"Muscle will turn to fat if you take a break from lifting" - Both are made up of very different types of cells that have different functions. The muscle cells simply shrink when someone stops exercising after a long period of time to conserve energy. The reason behind weight gain is failing to adjust their food intake to compensate for their decrease of caloric needs and continue to devour the same amount as when they were lifting.

"It’s dangerous". Everything is dangerous, walking in heels is way more dangerous then weightlifting, but we still do it. The benefit outweighs it all and if you want to learn the proper technique on lifting we are here at your service! 💪🏾

FullSizeRender 23.jpg

What do we mean by strength training?

Ellie Halse, from the UK

Strength isn’t just a physical state, it's also a mental state. Strength can be defined as being able to withstand a force, and for a lot of women that can mean a lot of different things. I believe it's best explained by if you feel strong you are strong. 

Strength training for females has so much variety!

1. For lean muscle and endurance: 
Use lighter weights and higher reps - and perform high numbers of the same movement.

2. For hypertrophic muscle: 
Add weight, decrease reps - for a mixture of endurance and strength.

3. To get big bursts of strength for short periods: 
For pure strength/power training, increase the weight and do smaller rep ranges (1-5).

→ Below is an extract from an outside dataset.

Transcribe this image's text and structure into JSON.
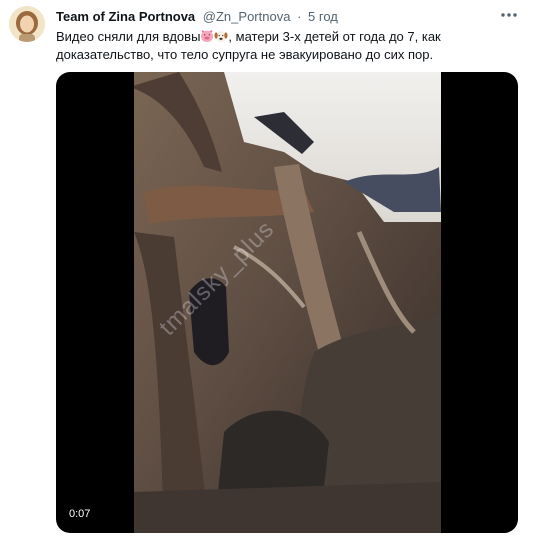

In short, there is something for every woman out there. Woman also hold their strength differently to men. We're able to build lower body strength much easier than males, however having less testosterone males will build bigger muscles much easier than females. 

Thankfully today more and more women are strength training than ever before and at UFIT Orchard our team of powerhouse women bring their own style of strength training to the floor, whether it’s for the perfect booty, lifting heavy, or movement efficiency.


We’ve heard from the women - hear it now from Nathan Williams

Over the past five to ten years there's been a huge change in the mentality of strength training by females. 

Within the fitness industry I believe this trend was popularised by the amazing female physiques forged by the ladies of the world's most popular fitness company CrossFit. CrossFit has made female strength training sexy and achievable. This trend is now mainstream and all good coaches know that to get your female clients a lean and athletic physique - of different degrees - that strength training is absolutely essential for training success. 

UFIT has always attracted slightly more females than men in terms of clients (around 50-55%) and this  seems to be even higher at our new Orchard location - the women really are taking over the gym floor! 

Ask any coach, there's no better feeling when your female client is rocking relatively big weights with impeccable form and the whole gym can't help but stop, look and says “Wow!” No ego, just consistent progress, hard work and long term dedication to getting stronger and better.